▸ EXERCISE DIRECTIONS: Search the listing below for the word "facture", and copy every line in which it turns up.

__________________________________________________

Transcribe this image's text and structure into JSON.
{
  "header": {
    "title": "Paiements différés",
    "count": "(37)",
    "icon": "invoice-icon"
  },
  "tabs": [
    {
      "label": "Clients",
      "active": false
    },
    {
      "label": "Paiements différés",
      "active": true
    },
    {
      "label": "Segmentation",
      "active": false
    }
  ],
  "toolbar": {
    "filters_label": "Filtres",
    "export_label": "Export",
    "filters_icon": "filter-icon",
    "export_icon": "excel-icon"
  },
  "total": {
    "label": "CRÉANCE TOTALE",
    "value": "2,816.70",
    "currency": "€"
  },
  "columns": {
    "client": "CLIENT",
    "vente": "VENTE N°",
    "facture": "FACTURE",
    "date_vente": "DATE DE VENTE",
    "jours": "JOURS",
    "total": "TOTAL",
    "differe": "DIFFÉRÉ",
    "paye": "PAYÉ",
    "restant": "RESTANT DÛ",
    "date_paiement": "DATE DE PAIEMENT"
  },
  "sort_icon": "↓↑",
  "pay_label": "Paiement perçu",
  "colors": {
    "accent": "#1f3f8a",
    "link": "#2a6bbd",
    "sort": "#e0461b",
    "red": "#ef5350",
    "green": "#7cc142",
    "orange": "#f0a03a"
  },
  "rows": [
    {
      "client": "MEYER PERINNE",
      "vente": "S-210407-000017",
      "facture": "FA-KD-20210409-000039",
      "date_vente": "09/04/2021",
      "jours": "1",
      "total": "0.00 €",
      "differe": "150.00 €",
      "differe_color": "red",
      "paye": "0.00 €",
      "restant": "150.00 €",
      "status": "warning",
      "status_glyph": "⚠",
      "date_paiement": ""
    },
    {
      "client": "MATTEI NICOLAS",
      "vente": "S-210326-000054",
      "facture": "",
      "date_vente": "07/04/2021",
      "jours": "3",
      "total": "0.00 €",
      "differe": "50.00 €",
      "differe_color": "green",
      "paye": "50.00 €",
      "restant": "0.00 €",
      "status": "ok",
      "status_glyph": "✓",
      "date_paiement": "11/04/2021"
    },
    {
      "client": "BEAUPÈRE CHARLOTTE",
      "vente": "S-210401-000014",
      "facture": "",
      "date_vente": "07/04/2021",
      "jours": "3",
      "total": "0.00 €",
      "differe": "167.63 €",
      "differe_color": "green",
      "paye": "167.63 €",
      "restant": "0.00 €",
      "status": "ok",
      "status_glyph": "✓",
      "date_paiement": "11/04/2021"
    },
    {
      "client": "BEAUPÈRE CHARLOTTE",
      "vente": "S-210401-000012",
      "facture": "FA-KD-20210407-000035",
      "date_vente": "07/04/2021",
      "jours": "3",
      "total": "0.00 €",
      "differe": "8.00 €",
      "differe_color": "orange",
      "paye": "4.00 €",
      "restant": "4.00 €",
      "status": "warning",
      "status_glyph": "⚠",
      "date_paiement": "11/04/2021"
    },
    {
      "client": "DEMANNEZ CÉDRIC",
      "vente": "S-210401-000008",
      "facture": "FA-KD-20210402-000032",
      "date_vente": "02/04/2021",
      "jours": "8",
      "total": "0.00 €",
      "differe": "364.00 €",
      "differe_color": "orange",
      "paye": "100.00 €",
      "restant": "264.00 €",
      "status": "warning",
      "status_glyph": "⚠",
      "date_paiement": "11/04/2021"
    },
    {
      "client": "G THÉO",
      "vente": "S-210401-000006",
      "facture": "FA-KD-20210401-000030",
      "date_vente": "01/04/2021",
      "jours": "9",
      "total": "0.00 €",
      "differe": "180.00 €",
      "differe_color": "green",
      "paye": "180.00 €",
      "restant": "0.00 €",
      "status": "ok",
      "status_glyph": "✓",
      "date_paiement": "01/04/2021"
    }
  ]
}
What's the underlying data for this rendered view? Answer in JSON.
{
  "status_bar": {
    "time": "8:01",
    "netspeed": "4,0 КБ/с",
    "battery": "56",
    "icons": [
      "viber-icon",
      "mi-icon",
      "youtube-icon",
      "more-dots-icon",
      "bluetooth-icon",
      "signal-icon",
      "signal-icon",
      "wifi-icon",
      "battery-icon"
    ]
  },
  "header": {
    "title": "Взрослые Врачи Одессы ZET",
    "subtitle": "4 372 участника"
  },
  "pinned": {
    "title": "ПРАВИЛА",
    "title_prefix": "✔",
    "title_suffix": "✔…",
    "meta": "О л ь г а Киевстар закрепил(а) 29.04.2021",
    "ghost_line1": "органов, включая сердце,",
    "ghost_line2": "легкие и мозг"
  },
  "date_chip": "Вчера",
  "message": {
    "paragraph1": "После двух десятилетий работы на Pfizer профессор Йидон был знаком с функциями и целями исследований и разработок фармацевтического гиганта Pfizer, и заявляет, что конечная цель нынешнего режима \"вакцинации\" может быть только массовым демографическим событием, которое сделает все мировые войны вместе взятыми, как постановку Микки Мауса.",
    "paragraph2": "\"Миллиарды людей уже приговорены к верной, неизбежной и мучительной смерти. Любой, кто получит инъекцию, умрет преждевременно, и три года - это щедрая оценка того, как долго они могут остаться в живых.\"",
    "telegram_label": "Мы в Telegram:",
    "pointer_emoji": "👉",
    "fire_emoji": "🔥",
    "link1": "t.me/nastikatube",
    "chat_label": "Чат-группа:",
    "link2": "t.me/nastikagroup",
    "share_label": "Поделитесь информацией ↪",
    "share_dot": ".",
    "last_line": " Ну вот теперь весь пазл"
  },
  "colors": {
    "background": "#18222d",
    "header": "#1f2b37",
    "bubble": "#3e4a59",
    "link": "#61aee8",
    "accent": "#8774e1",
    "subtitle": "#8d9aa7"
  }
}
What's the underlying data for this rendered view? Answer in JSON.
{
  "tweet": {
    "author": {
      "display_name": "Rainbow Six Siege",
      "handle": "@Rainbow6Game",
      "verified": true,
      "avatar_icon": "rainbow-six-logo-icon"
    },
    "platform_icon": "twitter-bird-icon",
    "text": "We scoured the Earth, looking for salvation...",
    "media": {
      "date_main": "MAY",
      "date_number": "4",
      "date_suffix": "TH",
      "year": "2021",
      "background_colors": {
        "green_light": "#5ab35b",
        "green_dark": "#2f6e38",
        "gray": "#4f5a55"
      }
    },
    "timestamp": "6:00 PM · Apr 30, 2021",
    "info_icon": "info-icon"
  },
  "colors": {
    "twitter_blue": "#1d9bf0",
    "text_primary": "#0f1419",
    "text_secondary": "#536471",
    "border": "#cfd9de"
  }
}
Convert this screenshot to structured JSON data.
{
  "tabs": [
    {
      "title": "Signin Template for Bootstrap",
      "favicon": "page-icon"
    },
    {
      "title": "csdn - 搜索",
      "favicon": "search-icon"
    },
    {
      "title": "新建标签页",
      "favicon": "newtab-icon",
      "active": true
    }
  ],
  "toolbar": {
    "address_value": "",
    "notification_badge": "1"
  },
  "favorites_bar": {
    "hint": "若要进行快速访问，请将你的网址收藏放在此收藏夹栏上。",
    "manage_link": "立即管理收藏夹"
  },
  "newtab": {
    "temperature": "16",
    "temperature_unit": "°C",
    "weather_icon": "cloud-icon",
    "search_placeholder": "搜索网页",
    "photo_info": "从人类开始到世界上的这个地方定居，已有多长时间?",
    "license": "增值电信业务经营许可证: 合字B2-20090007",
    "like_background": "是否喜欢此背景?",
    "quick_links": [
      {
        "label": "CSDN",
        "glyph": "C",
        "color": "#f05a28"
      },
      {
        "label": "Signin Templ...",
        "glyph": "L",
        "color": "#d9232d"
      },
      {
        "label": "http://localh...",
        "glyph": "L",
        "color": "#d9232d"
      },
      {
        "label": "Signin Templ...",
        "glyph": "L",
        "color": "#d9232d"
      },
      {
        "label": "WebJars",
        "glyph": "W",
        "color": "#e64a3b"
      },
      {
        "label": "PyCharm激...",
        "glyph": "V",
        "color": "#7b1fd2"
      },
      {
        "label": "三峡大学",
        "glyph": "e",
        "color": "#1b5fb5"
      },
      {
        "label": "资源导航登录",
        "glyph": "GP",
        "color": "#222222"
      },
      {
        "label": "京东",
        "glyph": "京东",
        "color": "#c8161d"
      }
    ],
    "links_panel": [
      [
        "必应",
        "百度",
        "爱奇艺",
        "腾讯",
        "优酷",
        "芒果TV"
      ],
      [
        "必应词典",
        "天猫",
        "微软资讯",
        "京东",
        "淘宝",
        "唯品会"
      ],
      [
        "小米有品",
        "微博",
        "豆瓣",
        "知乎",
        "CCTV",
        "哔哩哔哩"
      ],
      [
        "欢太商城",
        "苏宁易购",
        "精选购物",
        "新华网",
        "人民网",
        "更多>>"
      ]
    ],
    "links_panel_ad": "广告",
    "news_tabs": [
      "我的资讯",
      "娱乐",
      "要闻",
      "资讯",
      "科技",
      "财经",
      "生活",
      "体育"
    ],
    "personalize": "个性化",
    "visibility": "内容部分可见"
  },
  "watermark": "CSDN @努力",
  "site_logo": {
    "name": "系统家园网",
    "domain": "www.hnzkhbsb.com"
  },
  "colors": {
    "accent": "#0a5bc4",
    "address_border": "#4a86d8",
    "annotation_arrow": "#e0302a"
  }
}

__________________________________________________

▸ OUTPUT OF THE TASK:
    "facture": "FACTURE",
      "facture": "FA-KD-20210409-000039",
      "facture": "",
      "facture": "",
      "facture": "FA-KD-20210407-000035",
      "facture": "FA-KD-20210402-000032",
      "facture": "FA-KD-20210401-000030",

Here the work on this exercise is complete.